Segment Open

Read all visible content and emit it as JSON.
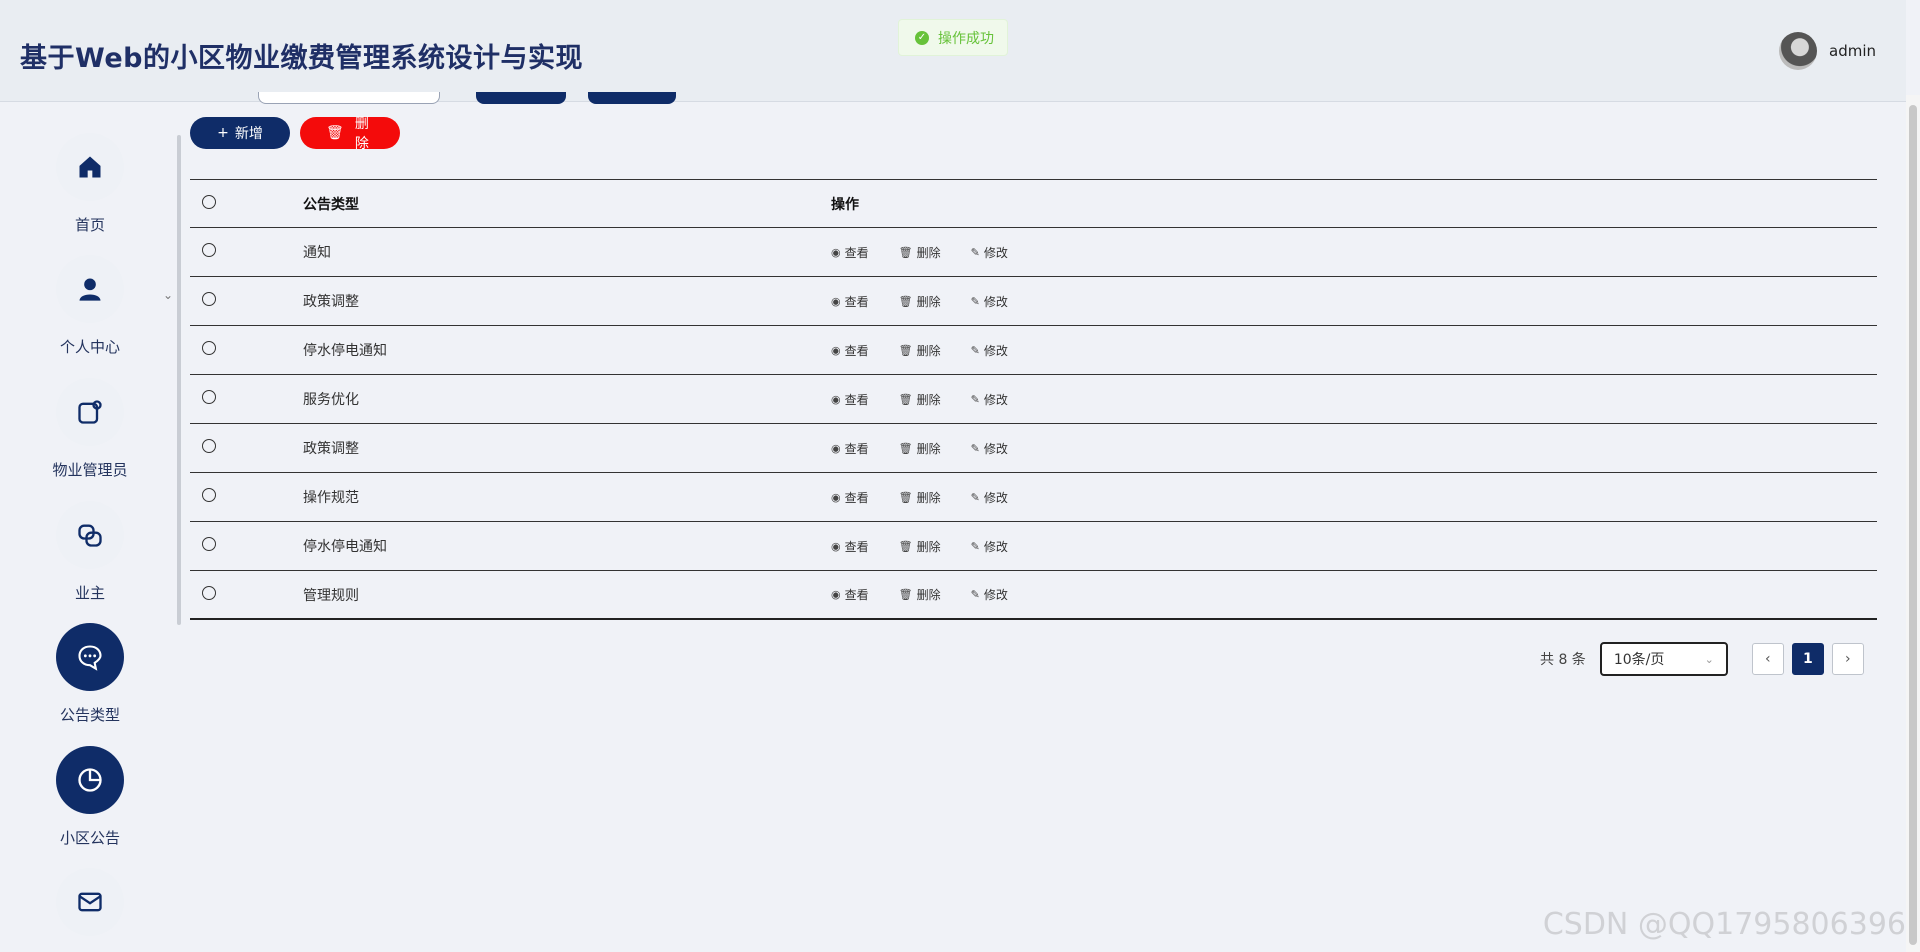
{
  "header": {
    "title": "基于Web的小区物业缴费管理系统设计与实现",
    "username": "admin"
  },
  "toast": {
    "message": "操作成功"
  },
  "sidebar": {
    "items": [
      {
        "label": "首页",
        "icon": "home-icon"
      },
      {
        "label": "个人中心",
        "icon": "user-icon"
      },
      {
        "label": "物业管理员",
        "icon": "admin-icon"
      },
      {
        "label": "业主",
        "icon": "owner-icon"
      },
      {
        "label": "公告类型",
        "icon": "chat-icon"
      },
      {
        "label": "小区公告",
        "icon": "pie-chart-icon"
      },
      {
        "label": "",
        "icon": "mail-icon"
      }
    ]
  },
  "toolbar": {
    "add_label": "新增",
    "delete_label": "删除"
  },
  "table": {
    "headers": {
      "type": "公告类型",
      "ops": "操作"
    },
    "actions": {
      "view": "查看",
      "delete": "删除",
      "edit": "修改"
    },
    "rows": [
      "通知",
      "政策调整",
      "停水停电通知",
      "服务优化",
      "政策调整",
      "操作规范",
      "停水停电通知",
      "管理规则"
    ]
  },
  "pager": {
    "total": "共 8 条",
    "page_size": "10条/页",
    "current": "1"
  },
  "watermark": "CSDN @QQ1795806396",
  "colors": {
    "primary": "#0f2c68",
    "danger": "#f40b0b",
    "success": "#67c23a"
  }
}
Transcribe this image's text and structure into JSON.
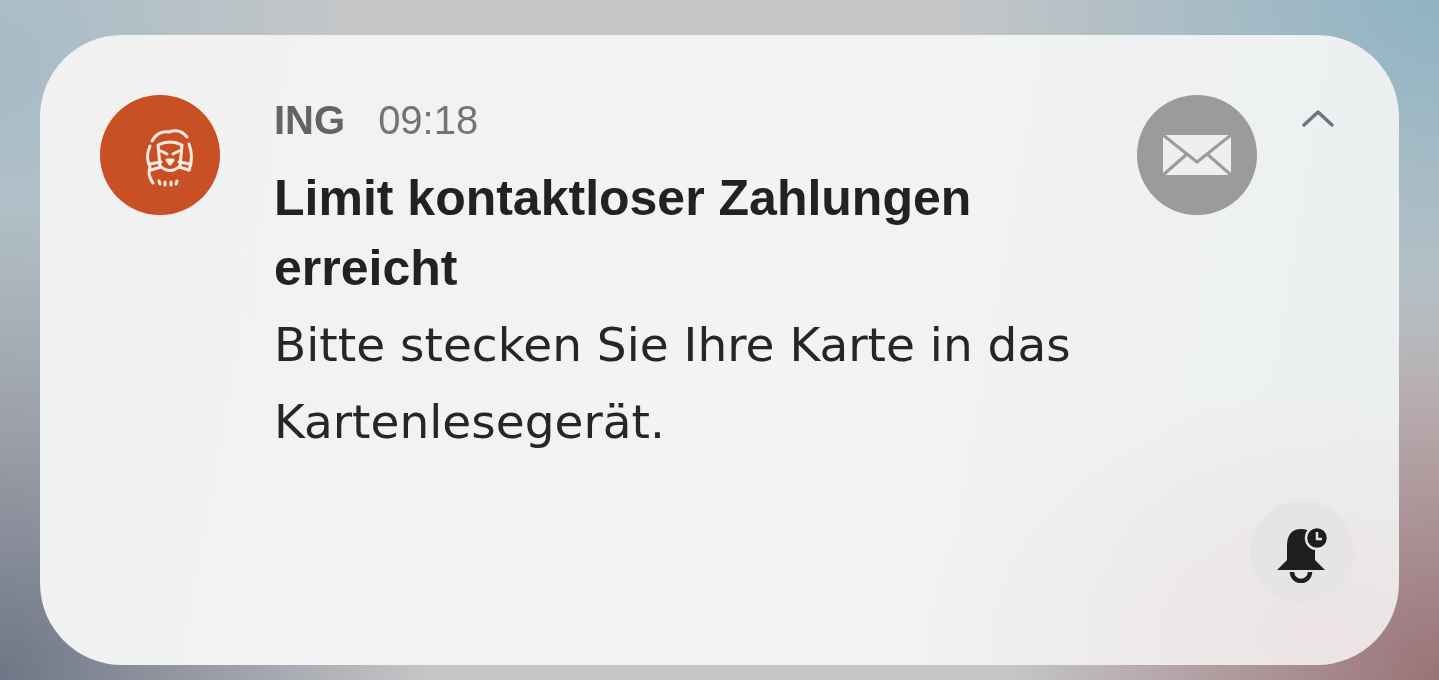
{
  "notification": {
    "app_name": "ING",
    "time": "09:18",
    "title": "Limit kontaktloser Zahlungen erreicht",
    "body": "Bitte stecken Sie Ihre Karte in das Kartenlesegerät.",
    "expanded": true
  }
}
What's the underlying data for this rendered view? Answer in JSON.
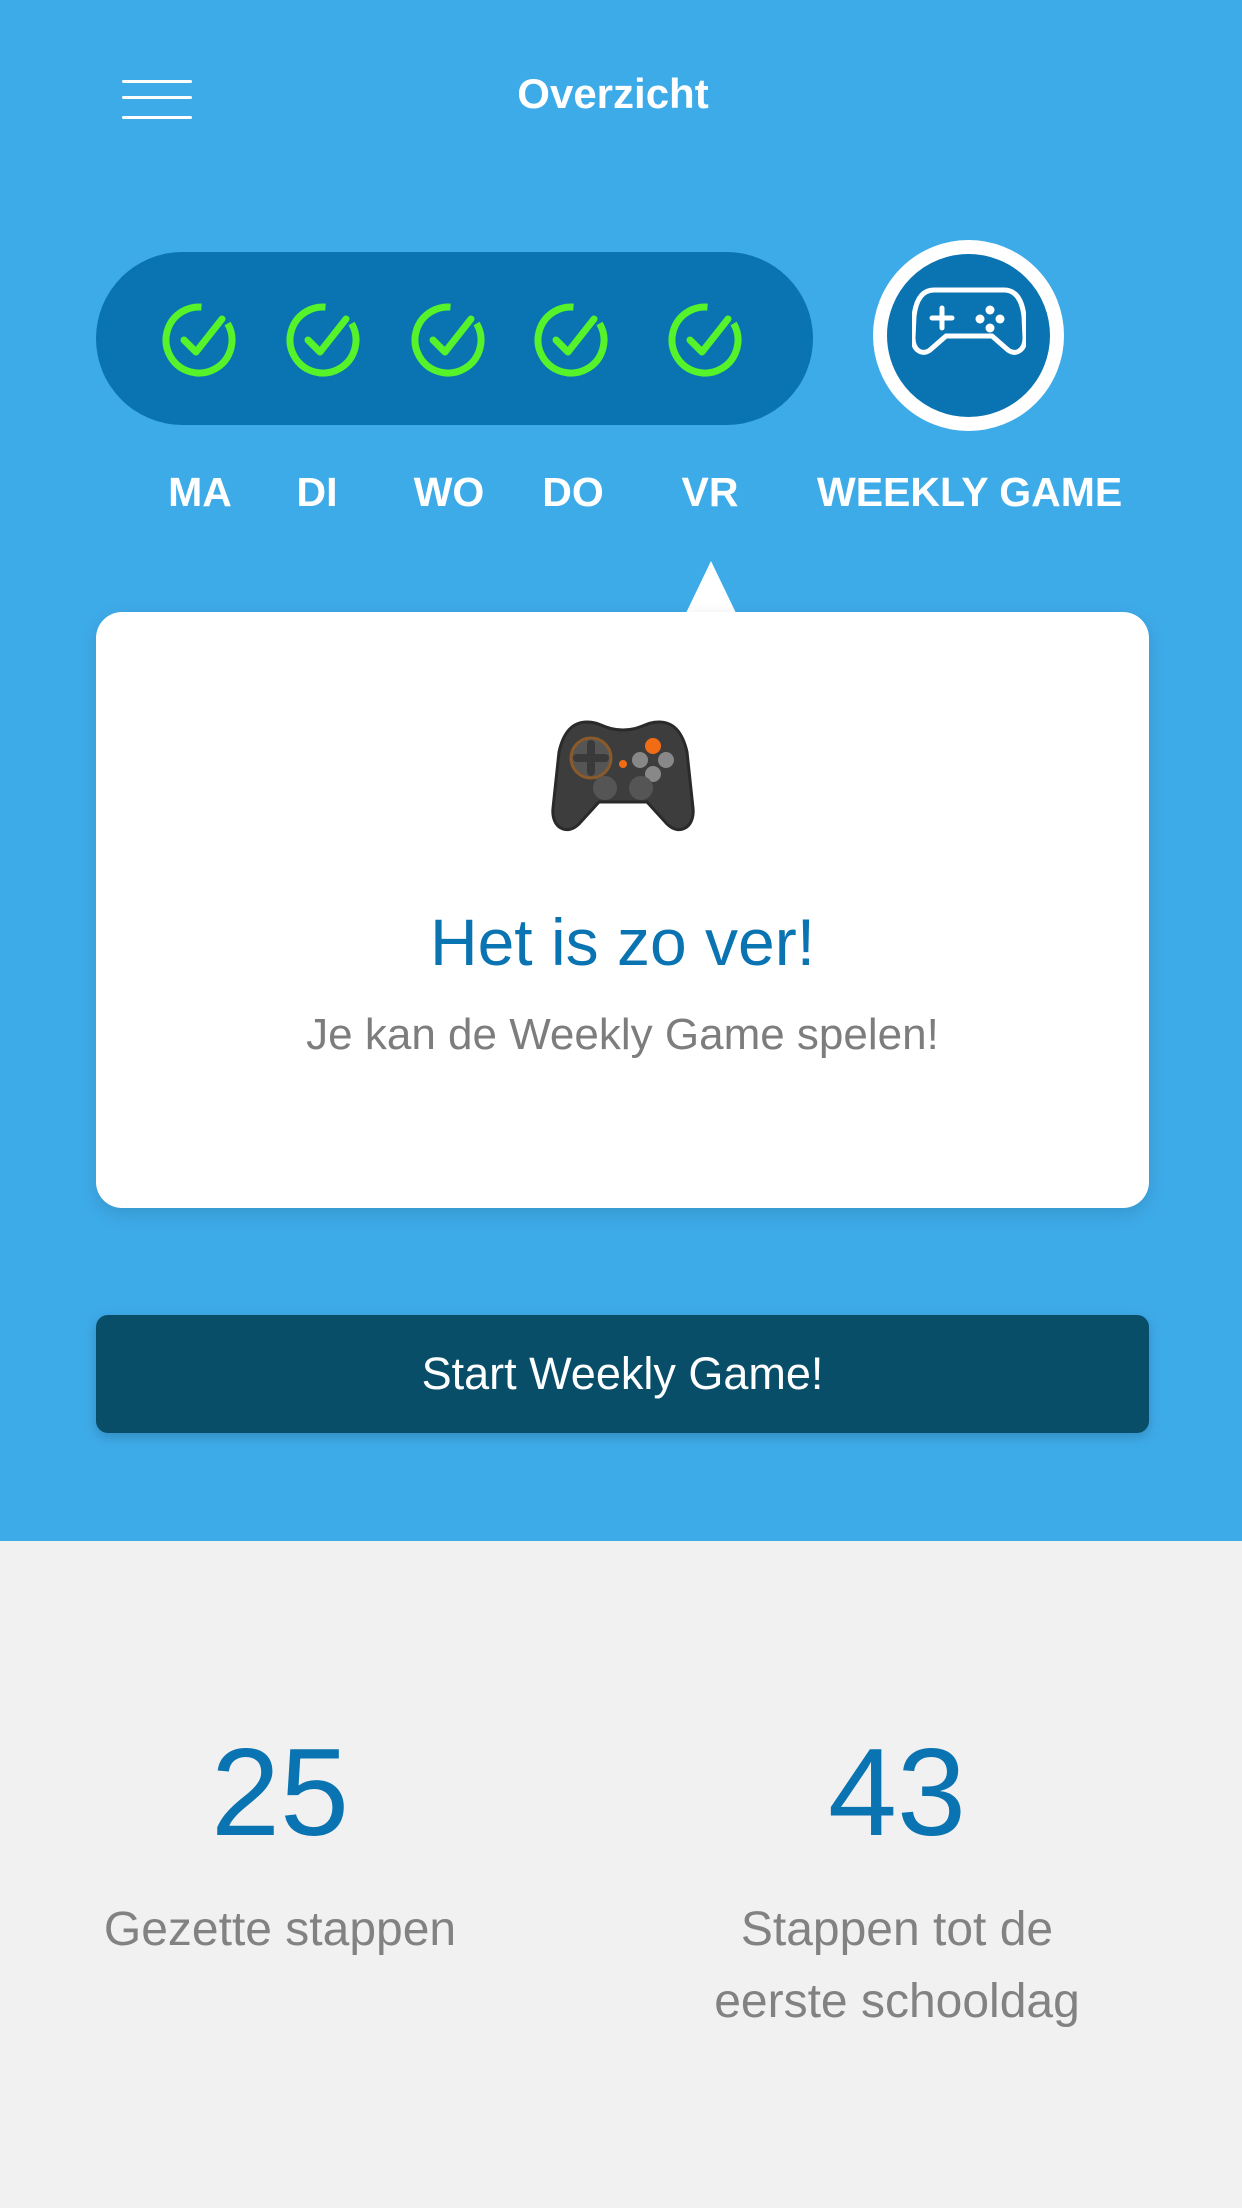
{
  "header": {
    "title": "Overzicht",
    "menu_icon": "hamburger-menu-icon"
  },
  "week": {
    "days": [
      {
        "label": "MA",
        "completed": true
      },
      {
        "label": "DI",
        "completed": true
      },
      {
        "label": "WO",
        "completed": true
      },
      {
        "label": "DO",
        "completed": true
      },
      {
        "label": "VR",
        "completed": true
      }
    ],
    "weekly_game_label": "WEEKLY GAME",
    "weekly_game_icon": "gamepad-icon",
    "check_color": "#56f32b"
  },
  "card": {
    "emoji": "🎮",
    "title": "Het is zo ver!",
    "subtitle": "Je kan de Weekly Game spelen!"
  },
  "start_button": {
    "label": "Start Weekly Game!"
  },
  "stats": [
    {
      "value": "25",
      "label": "Gezette stappen"
    },
    {
      "value": "43",
      "label": "Stappen tot de eerste schooldag"
    }
  ],
  "colors": {
    "top_background": "#3eabe9",
    "pill": "#0a73b1",
    "button": "#084e68",
    "accent_text": "#0a73b1",
    "bottom_background": "#f1f1f1"
  }
}
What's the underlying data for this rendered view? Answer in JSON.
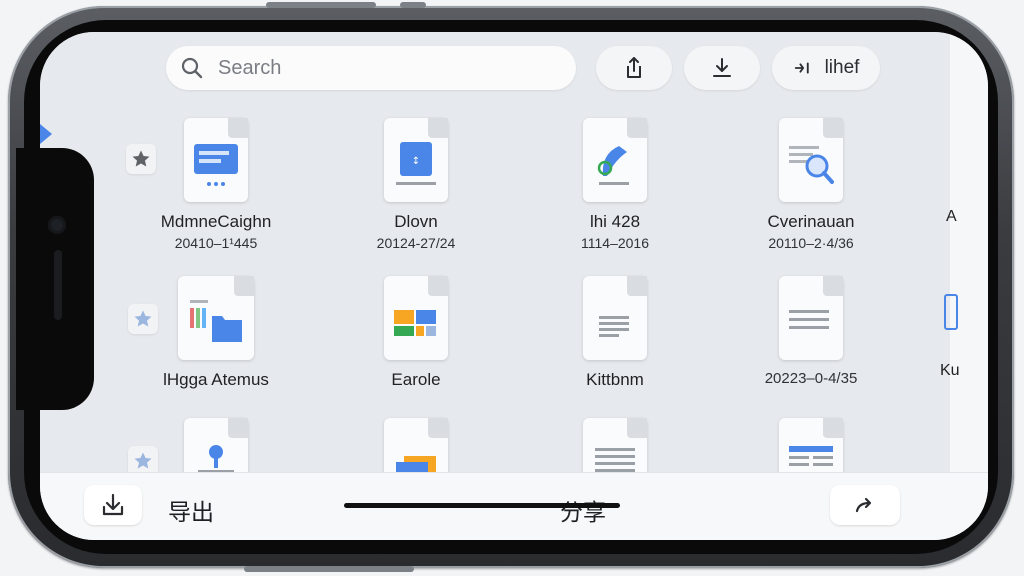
{
  "toolbar": {
    "search_placeholder": "Search",
    "share_icon": "share-icon",
    "download_icon": "download-icon",
    "move_label": "lihef"
  },
  "files": [
    {
      "name": "MdmneCaighn",
      "date": "20410–1¹445",
      "icon": "slides-doc-icon",
      "starred": true
    },
    {
      "name": "Dlovn",
      "date": "20124-27/24",
      "icon": "image-doc-icon"
    },
    {
      "name": "lhi 428",
      "date": "1114–2016",
      "icon": "pen-doc-icon"
    },
    {
      "name": "Cverinauan",
      "date": "20110–2·4/36",
      "icon": "search-doc-icon"
    },
    {
      "name": "lHgga Atemus",
      "date": "",
      "icon": "folder-doc-icon",
      "starred": true
    },
    {
      "name": "Earole",
      "date": "",
      "icon": "spreadsheet-doc-icon"
    },
    {
      "name": "Kittbnm",
      "date": "",
      "icon": "text-doc-icon"
    },
    {
      "name": "",
      "date": "20223–0-4/35",
      "icon": "lines-doc-icon"
    },
    {
      "name": "",
      "date": "",
      "icon": "pin-doc-icon",
      "starred": true
    },
    {
      "name": "",
      "date": "",
      "icon": "color-doc-icon"
    },
    {
      "name": "",
      "date": "",
      "icon": "text-doc-icon"
    },
    {
      "name": "",
      "date": "",
      "icon": "table-doc-icon"
    }
  ],
  "partials": {
    "row1": "A",
    "row2": "Ku"
  },
  "bottom": {
    "export_label": "导出",
    "share_label": "分享"
  },
  "colors": {
    "accent": "#4a86e8",
    "background": "#e6e9ed",
    "bar": "#f7f8f9"
  }
}
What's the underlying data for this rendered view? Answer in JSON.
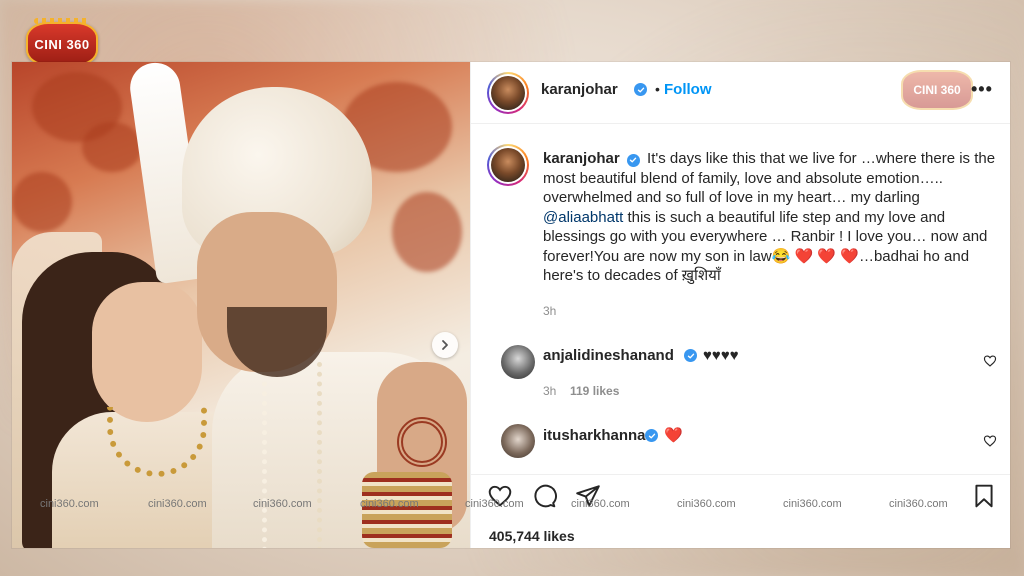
{
  "brand": {
    "logo_text": "CINI 360",
    "watermark_logo_text": "CINI 360"
  },
  "post": {
    "username": "karanjohar",
    "follow_label": "Follow",
    "separator": "•",
    "more_label": "•••",
    "caption": {
      "username": "karanjohar",
      "text_1": "It's days like this that we live for …where there is the most beautiful blend of family, love and absolute emotion….. overwhelmed and so full of love in my heart… my darling",
      "mention": "@aliaabhatt",
      "text_2": "this is such a beautiful life step and my love and blessings go with you everywhere … Ranbir ! I love you… now and forever!You are now my son in law",
      "emojis": "😂 ❤️ ❤️ ❤️",
      "text_3": "…badhai ho and here's to decades of ख़ुशियाँ"
    },
    "caption_time": "3h",
    "comments": [
      {
        "username": "anjalidineshanand",
        "text": "♥♥♥♥",
        "time": "3h",
        "likes": "119 likes"
      },
      {
        "username": "itusharkhanna",
        "text": "❤️"
      }
    ],
    "likes": "405,744 likes"
  },
  "watermarks": [
    "cini360.com",
    "cini360.com",
    "cini360.com",
    "cini360.com",
    "cini360.com",
    "cini360.com",
    "cini360.com",
    "cini360.com",
    "cini360.com"
  ],
  "colors": {
    "accent": "#0095f6",
    "verified": "#3897f0",
    "heart": "#e0192b",
    "brand_red": "#d9392b"
  },
  "icons": [
    "chevron-right-icon",
    "verified-badge-icon",
    "heart-outline-icon",
    "comment-icon",
    "share-icon",
    "bookmark-icon"
  ]
}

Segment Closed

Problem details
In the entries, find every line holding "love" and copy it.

Response box
      "text_1": "It's days like this that we live for …where there is the most beautiful blend of family, love and absolute emotion….. overwhelmed and so full of love in my heart… my darling",
      "text_2": "this is such a beautiful life step and my love and blessings go with you everywhere … Ranbir ! I love you… now and forever!You are now my son in law",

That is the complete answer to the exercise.